2. Like Rosalind, both Touchstone and Jaques possess an ability to see things that the other characters do not. They are critics, but their criticism differs greatly from Rosalind’s. How is this so? To what effect do these different criticisms lead?
3. In a play that ends with the formation and celebration of a community, we may be struck by Jaques’s decision not to return to court. What does his refusal suggest about his character? What effect does it have on the play’s ending? Does it cast a shadow over an otherwise happy ending, or is it inconsequential?
4. As You Like It explores the possibility of both homosexual and heterosexual attraction. Does the play present one as the antithesis of the other, or does it suggest a more complex relationship between the two? What, in the end, does the play have to say about these different forms of love?
5. What does Phoebe represent? Why does Rosalind react so negatively toward her?

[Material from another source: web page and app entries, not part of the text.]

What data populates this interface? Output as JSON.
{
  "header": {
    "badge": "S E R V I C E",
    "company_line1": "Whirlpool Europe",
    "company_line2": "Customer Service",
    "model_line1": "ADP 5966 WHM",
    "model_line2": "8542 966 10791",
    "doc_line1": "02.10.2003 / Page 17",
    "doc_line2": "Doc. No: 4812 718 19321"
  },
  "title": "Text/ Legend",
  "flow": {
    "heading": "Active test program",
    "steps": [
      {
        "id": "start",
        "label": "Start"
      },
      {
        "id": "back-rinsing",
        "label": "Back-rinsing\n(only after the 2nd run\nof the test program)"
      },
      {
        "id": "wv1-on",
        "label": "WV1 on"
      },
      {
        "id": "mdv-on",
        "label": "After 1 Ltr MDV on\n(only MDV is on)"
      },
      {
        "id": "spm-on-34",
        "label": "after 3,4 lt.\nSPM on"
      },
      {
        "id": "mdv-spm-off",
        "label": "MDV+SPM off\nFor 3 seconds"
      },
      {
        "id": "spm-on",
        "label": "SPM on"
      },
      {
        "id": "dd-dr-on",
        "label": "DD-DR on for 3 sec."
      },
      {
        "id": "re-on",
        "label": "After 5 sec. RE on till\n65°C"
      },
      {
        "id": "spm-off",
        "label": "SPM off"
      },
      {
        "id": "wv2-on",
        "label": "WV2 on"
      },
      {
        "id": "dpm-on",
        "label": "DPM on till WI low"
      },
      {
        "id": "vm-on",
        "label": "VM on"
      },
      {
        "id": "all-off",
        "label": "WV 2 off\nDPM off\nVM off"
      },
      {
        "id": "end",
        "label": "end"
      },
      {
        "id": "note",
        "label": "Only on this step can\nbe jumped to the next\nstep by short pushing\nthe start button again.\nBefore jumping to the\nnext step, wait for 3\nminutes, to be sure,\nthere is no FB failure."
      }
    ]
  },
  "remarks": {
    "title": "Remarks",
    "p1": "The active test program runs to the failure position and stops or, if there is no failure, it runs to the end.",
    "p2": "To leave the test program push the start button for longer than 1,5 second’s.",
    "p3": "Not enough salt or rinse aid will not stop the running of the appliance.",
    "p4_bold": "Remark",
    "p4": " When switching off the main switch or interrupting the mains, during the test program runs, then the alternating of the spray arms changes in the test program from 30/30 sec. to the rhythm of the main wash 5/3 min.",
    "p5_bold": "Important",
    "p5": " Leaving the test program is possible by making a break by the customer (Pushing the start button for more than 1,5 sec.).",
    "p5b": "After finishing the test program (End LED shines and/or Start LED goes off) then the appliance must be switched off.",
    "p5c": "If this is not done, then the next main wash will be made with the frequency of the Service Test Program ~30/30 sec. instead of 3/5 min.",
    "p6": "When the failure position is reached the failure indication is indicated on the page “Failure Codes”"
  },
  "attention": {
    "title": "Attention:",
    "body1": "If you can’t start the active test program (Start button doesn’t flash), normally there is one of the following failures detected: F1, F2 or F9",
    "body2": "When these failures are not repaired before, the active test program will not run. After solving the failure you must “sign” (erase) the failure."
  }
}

6. What is the significance of Duke Frederick’s unexpected and very sudden change in Act V? Discuss this episode in relation to other transformations in the play. What does As You Like It suggest about the malleability of the human experience?